“Where are you this time?”
“Near the West Virginia border.”
“Are you done with your search yet?”
“I think so,” she whispered. “I think I am. I don’t know for sure.” The car started to feel small and cramped.
“Well, if you don’t know for sure, then you probably haven’t,” her sister responded in a confident tone. “Besides, you have to come home. My wedding!”
“There was this girl – Wedding??” Karen nearly dropped the phone.
“Yes. And I want my big sister there. You have to walk me down the aisle!”
“But you’re so – are you sure he’s really the one?”
“More sure than you are!”
An ocean of silence swelled between them.
“Look. There is always someone you think you’re right about and you’re always wrong. What makes you think it’s different this time?” Karen knew her sister could say the same thing about her, but wouldn’t. And she felt awful for it.
The freckle-faced girl swam into her vision.
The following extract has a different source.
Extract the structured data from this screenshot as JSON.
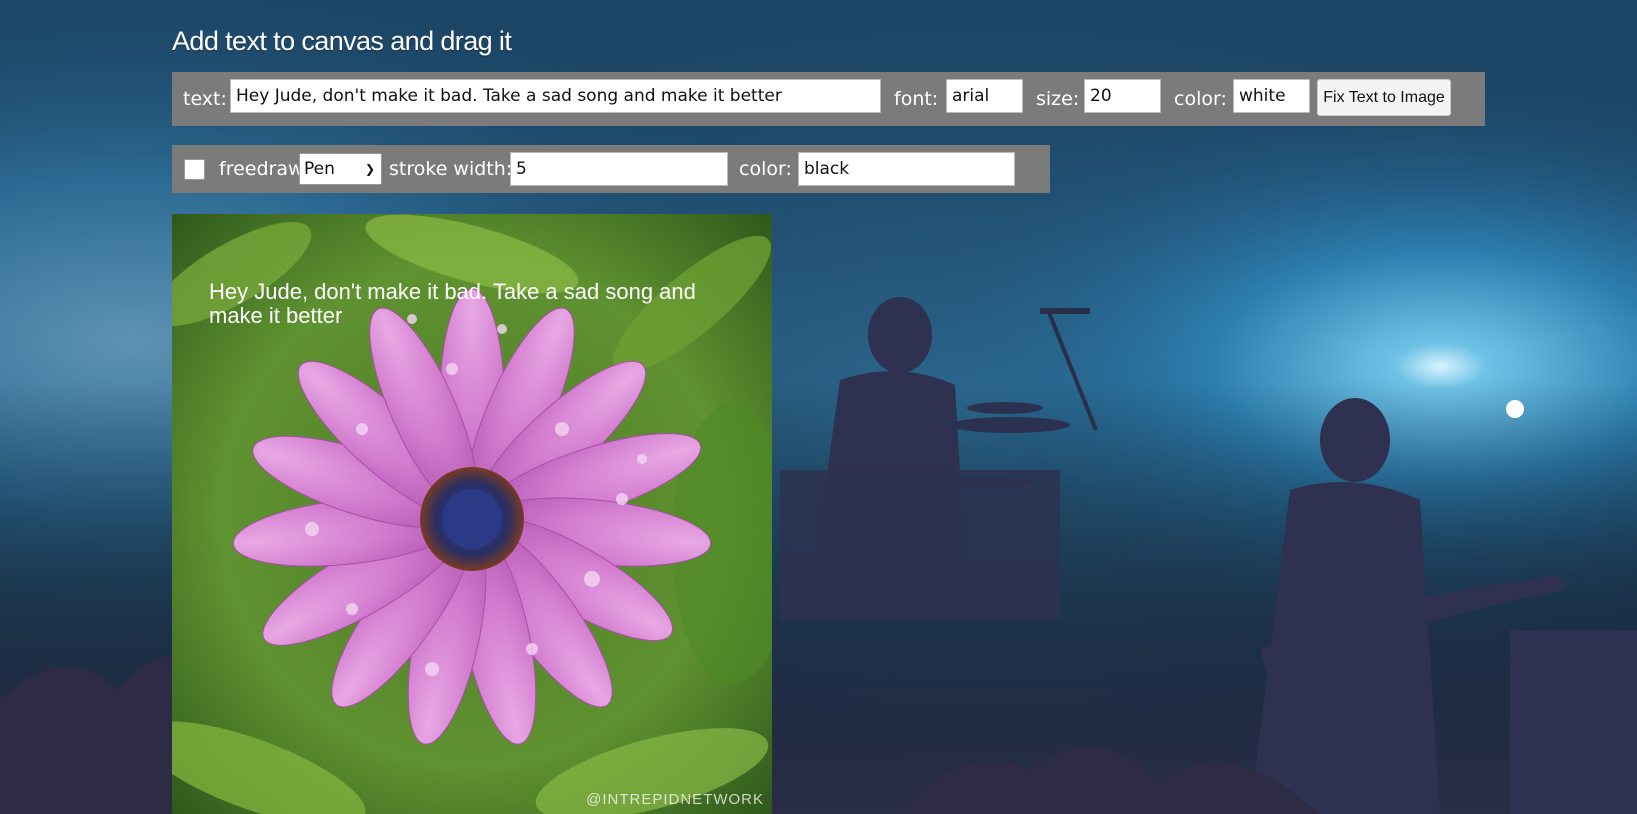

She was smiling as she ran past her dad. Karen could see that he loved her, that she had a good life, that she was happy. “No, I can’t,” she said in answer to her own question. She squeezed the paper with the license plate number written on it between her fingers. This can wait. “I’ll be home soon. Love you, Goose!”
Karen stood in front of the tall, freestanding mirror in her mother’s room that was now hers examining her reflection. Her sister’s wedding day. Her thoughts kept wandering back to that girl by the river. She wondered what she would look like in her flower-girl gown with her cute, patent leather T-straps that she always hated to wear but had no choice. She knew she didn’t have a right to those imaginings, but they were all she had.
Well, that and a scrap of paper.